Segment Open

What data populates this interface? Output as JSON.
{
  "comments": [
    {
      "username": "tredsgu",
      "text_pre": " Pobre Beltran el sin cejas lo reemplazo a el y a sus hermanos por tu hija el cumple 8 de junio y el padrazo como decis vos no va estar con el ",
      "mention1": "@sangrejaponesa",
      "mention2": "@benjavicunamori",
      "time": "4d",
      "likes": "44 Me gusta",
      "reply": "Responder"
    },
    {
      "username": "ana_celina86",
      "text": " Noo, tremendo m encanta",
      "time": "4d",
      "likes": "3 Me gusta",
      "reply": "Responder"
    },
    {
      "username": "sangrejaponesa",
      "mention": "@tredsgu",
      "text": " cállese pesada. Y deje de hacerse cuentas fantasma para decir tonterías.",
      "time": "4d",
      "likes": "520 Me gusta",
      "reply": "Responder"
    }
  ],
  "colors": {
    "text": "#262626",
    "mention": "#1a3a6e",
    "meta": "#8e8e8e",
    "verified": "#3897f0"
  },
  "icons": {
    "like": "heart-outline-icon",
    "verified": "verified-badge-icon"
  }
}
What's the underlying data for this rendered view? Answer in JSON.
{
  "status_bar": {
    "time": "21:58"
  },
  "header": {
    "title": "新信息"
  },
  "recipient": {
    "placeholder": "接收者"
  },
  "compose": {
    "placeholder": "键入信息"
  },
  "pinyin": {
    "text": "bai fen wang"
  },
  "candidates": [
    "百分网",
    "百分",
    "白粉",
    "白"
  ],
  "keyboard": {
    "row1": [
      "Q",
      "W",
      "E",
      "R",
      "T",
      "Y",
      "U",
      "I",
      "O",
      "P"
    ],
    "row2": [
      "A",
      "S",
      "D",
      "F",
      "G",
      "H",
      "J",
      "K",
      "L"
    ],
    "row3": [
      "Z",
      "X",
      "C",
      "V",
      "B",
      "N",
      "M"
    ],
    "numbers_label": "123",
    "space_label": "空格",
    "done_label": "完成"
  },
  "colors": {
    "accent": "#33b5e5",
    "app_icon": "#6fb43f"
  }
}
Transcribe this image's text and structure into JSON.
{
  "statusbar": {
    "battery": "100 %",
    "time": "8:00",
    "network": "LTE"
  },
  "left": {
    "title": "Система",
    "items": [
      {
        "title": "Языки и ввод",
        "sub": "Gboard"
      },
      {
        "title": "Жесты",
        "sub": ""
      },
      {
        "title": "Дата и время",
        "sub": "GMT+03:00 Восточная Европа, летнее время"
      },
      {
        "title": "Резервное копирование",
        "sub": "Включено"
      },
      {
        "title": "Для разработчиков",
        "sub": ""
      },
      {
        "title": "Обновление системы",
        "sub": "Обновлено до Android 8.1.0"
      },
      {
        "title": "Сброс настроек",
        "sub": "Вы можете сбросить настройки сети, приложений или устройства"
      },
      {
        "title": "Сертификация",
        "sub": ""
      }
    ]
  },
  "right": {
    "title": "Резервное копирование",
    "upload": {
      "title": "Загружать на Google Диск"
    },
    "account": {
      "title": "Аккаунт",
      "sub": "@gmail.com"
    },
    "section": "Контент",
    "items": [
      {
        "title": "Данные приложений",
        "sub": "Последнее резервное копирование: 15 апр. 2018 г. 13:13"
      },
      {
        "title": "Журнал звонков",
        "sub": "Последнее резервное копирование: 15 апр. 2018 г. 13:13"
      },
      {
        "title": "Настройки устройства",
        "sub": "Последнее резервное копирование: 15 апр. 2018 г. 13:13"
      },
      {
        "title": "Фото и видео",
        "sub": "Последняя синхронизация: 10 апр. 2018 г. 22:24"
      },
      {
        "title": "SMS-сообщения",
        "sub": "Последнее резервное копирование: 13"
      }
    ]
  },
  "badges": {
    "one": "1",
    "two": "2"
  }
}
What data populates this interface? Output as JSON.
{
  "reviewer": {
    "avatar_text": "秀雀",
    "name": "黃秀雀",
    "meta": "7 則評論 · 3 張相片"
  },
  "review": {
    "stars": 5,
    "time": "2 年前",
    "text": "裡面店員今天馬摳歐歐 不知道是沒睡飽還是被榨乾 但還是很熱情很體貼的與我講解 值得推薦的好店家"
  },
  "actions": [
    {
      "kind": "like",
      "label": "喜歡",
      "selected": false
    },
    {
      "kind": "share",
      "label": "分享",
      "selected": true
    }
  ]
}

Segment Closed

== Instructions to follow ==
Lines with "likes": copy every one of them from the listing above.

== Solution to the exercise ==
      "likes": "44 Me gusta",
      "likes": "3 Me gusta",
      "likes": "520 Me gusta",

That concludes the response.